[Dataset items]
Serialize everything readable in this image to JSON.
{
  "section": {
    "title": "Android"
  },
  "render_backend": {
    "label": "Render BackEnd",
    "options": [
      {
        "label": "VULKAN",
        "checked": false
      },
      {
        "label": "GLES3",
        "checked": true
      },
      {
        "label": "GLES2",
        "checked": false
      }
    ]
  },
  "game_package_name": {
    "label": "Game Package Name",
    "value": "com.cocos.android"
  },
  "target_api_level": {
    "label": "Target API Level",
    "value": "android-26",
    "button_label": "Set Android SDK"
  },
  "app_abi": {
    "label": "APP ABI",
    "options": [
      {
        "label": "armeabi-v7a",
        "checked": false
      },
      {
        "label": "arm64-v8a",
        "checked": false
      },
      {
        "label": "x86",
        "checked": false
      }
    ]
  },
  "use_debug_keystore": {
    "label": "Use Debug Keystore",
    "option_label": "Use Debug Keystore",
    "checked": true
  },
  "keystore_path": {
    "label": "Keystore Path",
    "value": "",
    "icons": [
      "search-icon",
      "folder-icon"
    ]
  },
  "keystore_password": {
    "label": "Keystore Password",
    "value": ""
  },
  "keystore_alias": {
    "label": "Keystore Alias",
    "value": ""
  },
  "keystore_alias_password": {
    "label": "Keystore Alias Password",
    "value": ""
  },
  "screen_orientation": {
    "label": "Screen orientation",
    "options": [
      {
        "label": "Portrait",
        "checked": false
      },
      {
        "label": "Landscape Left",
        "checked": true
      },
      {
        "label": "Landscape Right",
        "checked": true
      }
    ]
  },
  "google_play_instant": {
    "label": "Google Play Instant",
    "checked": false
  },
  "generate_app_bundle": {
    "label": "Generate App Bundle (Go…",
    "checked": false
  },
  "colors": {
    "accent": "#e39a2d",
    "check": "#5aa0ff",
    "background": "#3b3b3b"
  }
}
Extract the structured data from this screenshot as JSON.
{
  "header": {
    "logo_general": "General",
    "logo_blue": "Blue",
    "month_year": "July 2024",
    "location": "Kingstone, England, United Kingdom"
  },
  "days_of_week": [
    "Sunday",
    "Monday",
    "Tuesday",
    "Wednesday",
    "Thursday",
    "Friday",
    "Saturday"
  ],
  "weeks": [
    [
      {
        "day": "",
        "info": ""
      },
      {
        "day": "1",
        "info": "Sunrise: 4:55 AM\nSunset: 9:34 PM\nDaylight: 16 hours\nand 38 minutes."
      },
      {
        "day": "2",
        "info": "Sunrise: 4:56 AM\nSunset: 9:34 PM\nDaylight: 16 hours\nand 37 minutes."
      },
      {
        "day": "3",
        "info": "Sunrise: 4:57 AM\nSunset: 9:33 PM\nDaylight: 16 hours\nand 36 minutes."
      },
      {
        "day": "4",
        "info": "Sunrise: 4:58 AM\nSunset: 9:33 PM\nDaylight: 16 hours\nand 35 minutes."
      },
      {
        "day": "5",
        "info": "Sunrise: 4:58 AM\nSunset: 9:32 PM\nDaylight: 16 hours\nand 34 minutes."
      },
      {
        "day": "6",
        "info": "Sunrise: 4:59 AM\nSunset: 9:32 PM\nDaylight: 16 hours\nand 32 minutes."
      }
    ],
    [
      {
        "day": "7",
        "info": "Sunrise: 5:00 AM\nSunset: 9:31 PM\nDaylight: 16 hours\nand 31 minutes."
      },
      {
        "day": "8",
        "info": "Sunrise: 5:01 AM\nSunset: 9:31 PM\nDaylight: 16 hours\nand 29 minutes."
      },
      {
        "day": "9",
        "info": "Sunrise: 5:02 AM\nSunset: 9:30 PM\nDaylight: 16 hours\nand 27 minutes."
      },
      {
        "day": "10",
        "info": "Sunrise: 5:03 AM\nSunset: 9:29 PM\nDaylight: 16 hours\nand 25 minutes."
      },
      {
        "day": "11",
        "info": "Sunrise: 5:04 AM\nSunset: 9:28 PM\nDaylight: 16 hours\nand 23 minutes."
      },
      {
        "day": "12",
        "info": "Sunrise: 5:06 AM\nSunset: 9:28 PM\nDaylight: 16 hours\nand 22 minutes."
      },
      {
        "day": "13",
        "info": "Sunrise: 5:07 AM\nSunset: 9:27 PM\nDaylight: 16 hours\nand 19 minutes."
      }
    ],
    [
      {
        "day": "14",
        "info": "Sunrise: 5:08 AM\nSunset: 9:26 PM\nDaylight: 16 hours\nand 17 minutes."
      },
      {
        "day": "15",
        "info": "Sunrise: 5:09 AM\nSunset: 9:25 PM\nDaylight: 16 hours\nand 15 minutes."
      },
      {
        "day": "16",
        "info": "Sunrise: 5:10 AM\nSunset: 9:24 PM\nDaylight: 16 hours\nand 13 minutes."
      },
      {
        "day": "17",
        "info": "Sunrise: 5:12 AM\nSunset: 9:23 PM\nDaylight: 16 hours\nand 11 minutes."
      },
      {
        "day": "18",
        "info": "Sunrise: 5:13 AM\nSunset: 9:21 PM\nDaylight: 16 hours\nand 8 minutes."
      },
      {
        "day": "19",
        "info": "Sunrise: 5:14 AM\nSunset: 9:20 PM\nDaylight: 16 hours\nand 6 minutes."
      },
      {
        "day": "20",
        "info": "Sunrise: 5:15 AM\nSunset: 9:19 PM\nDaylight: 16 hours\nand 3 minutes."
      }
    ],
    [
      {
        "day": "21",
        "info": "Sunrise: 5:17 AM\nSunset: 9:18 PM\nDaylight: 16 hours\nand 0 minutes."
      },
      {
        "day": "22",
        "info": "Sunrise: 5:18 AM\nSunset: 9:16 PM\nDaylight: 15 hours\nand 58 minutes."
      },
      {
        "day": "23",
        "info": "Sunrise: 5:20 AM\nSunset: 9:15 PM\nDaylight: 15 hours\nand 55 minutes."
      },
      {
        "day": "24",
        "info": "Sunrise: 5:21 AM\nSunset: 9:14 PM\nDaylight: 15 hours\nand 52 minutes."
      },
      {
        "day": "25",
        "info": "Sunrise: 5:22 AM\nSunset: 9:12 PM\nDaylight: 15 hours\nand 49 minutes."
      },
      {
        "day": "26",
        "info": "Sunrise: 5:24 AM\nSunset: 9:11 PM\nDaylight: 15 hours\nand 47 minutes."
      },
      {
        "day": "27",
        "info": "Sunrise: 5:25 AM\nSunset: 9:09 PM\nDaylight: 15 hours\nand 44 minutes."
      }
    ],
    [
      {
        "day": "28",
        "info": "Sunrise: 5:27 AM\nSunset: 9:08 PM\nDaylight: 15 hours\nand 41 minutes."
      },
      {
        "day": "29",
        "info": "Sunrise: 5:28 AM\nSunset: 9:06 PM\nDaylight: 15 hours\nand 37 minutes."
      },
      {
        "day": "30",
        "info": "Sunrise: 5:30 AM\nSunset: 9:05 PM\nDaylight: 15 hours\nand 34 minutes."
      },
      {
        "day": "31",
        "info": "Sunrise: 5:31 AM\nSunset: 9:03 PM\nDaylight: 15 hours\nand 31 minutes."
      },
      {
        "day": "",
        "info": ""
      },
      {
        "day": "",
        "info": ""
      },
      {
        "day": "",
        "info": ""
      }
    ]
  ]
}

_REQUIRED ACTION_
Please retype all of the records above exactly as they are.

_THE COMPLETED TASK_
Serialize everything readable in this image to JSON.
{
  "section": {
    "title": "Android"
  },
  "render_backend": {
    "label": "Render BackEnd",
    "options": [
      {
        "label": "VULKAN",
        "checked": false
      },
      {
        "label": "GLES3",
        "checked": true
      },
      {
        "label": "GLES2",
        "checked": false
      }
    ]
  },
  "game_package_name": {
    "label": "Game Package Name",
    "value": "com.cocos.android"
  },
  "target_api_level": {
    "label": "Target API Level",
    "value": "android-26",
    "button_label": "Set Android SDK"
  },
  "app_abi": {
    "label": "APP ABI",
    "options": [
      {
        "label": "armeabi-v7a",
        "checked": false
      },
      {
        "label": "arm64-v8a",
        "checked": false
      },
      {
        "label": "x86",
        "checked": false
      }
    ]
  },
  "use_debug_keystore": {
    "label": "Use Debug Keystore",
    "option_label": "Use Debug Keystore",
    "checked": true
  },
  "keystore_path": {
    "label": "Keystore Path",
    "value": "",
    "icons": [
      "search-icon",
      "folder-icon"
    ]
  },
  "keystore_password": {
    "label": "Keystore Password",
    "value": ""
  },
  "keystore_alias": {
    "label": "Keystore Alias",
    "value": ""
  },
  "keystore_alias_password": {
    "label": "Keystore Alias Password",
    "value": ""
  },
  "screen_orientation": {
    "label": "Screen orientation",
    "options": [
      {
        "label": "Portrait",
        "checked": false
      },
      {
        "label": "Landscape Left",
        "checked": true
      },
      {
        "label": "Landscape Right",
        "checked": true
      }
    ]
  },
  "google_play_instant": {
    "label": "Google Play Instant",
    "checked": false
  },
  "generate_app_bundle": {
    "label": "Generate App Bundle (Go…",
    "checked": false
  },
  "colors": {
    "accent": "#e39a2d",
    "check": "#5aa0ff",
    "background": "#3b3b3b"
  }
}
Extract the structured data from this screenshot as JSON.
{
  "header": {
    "logo_general": "General",
    "logo_blue": "Blue",
    "month_year": "July 2024",
    "location": "Kingstone, England, United Kingdom"
  },
  "days_of_week": [
    "Sunday",
    "Monday",
    "Tuesday",
    "Wednesday",
    "Thursday",
    "Friday",
    "Saturday"
  ],
  "weeks": [
    [
      {
        "day": "",
        "info": ""
      },
      {
        "day": "1",
        "info": "Sunrise: 4:55 AM\nSunset: 9:34 PM\nDaylight: 16 hours\nand 38 minutes."
      },
      {
        "day": "2",
        "info": "Sunrise: 4:56 AM\nSunset: 9:34 PM\nDaylight: 16 hours\nand 37 minutes."
      },
      {
        "day": "3",
        "info": "Sunrise: 4:57 AM\nSunset: 9:33 PM\nDaylight: 16 hours\nand 36 minutes."
      },
      {
        "day": "4",
        "info": "Sunrise: 4:58 AM\nSunset: 9:33 PM\nDaylight: 16 hours\nand 35 minutes."
      },
      {
        "day": "5",
        "info": "Sunrise: 4:58 AM\nSunset: 9:32 PM\nDaylight: 16 hours\nand 34 minutes."
      },
      {
        "day": "6",
        "info": "Sunrise: 4:59 AM\nSunset: 9:32 PM\nDaylight: 16 hours\nand 32 minutes."
      }
    ],
    [
      {
        "day": "7",
        "info": "Sunrise: 5:00 AM\nSunset: 9:31 PM\nDaylight: 16 hours\nand 31 minutes."
      },
      {
        "day": "8",
        "info": "Sunrise: 5:01 AM\nSunset: 9:31 PM\nDaylight: 16 hours\nand 29 minutes."
      },
      {
        "day": "9",
        "info": "Sunrise: 5:02 AM\nSunset: 9:30 PM\nDaylight: 16 hours\nand 27 minutes."
      },
      {
        "day": "10",
        "info": "Sunrise: 5:03 AM\nSunset: 9:29 PM\nDaylight: 16 hours\nand 25 minutes."
      },
      {
        "day": "11",
        "info": "Sunrise: 5:04 AM\nSunset: 9:28 PM\nDaylight: 16 hours\nand 23 minutes."
      },
      {
        "day": "12",
        "info": "Sunrise: 5:06 AM\nSunset: 9:28 PM\nDaylight: 16 hours\nand 22 minutes."
      },
      {
        "day": "13",
        "info": "Sunrise: 5:07 AM\nSunset: 9:27 PM\nDaylight: 16 hours\nand 19 minutes."
      }
    ],
    [
      {
        "day": "14",
        "info": "Sunrise: 5:08 AM\nSunset: 9:26 PM\nDaylight: 16 hours\nand 17 minutes."
      },
      {
        "day": "15",
        "info": "Sunrise: 5:09 AM\nSunset: 9:25 PM\nDaylight: 16 hours\nand 15 minutes."
      },
      {
        "day": "16",
        "info": "Sunrise: 5:10 AM\nSunset: 9:24 PM\nDaylight: 16 hours\nand 13 minutes."
      },
      {
        "day": "17",
        "info": "Sunrise: 5:12 AM\nSunset: 9:23 PM\nDaylight: 16 hours\nand 11 minutes."
      },
      {
        "day": "18",
        "info": "Sunrise: 5:13 AM\nSunset: 9:21 PM\nDaylight: 16 hours\nand 8 minutes."
      },
      {
        "day": "19",
        "info": "Sunrise: 5:14 AM\nSunset: 9:20 PM\nDaylight: 16 hours\nand 6 minutes."
      },
      {
        "day": "20",
        "info": "Sunrise: 5:15 AM\nSunset: 9:19 PM\nDaylight: 16 hours\nand 3 minutes."
      }
    ],
    [
      {
        "day": "21",
        "info": "Sunrise: 5:17 AM\nSunset: 9:18 PM\nDaylight: 16 hours\nand 0 minutes."
      },
      {
        "day": "22",
        "info": "Sunrise: 5:18 AM\nSunset: 9:16 PM\nDaylight: 15 hours\nand 58 minutes."
      },
      {
        "day": "23",
        "info": "Sunrise: 5:20 AM\nSunset: 9:15 PM\nDaylight: 15 hours\nand 55 minutes."
      },
      {
        "day": "24",
        "info": "Sunrise: 5:21 AM\nSunset: 9:14 PM\nDaylight: 15 hours\nand 52 minutes."
      },
      {
        "day": "25",
        "info": "Sunrise: 5:22 AM\nSunset: 9:12 PM\nDaylight: 15 hours\nand 49 minutes."
      },
      {
        "day": "26",
        "info": "Sunrise: 5:24 AM\nSunset: 9:11 PM\nDaylight: 15 hours\nand 47 minutes."
      },
      {
        "day": "27",
        "info": "Sunrise: 5:25 AM\nSunset: 9:09 PM\nDaylight: 15 hours\nand 44 minutes."
      }
    ],
    [
      {
        "day": "28",
        "info": "Sunrise: 5:27 AM\nSunset: 9:08 PM\nDaylight: 15 hours\nand 41 minutes."
      },
      {
        "day": "29",
        "info": "Sunrise: 5:28 AM\nSunset: 9:06 PM\nDaylight: 15 hours\nand 37 minutes."
      },
      {
        "day": "30",
        "info": "Sunrise: 5:30 AM\nSunset: 9:05 PM\nDaylight: 15 hours\nand 34 minutes."
      },
      {
        "day": "31",
        "info": "Sunrise: 5:31 AM\nSunset: 9:03 PM\nDaylight: 15 hours\nand 31 minutes."
      },
      {
        "day": "",
        "info": ""
      },
      {
        "day": "",
        "info": ""
      },
      {
        "day": "",
        "info": ""
      }
    ]
  ]
}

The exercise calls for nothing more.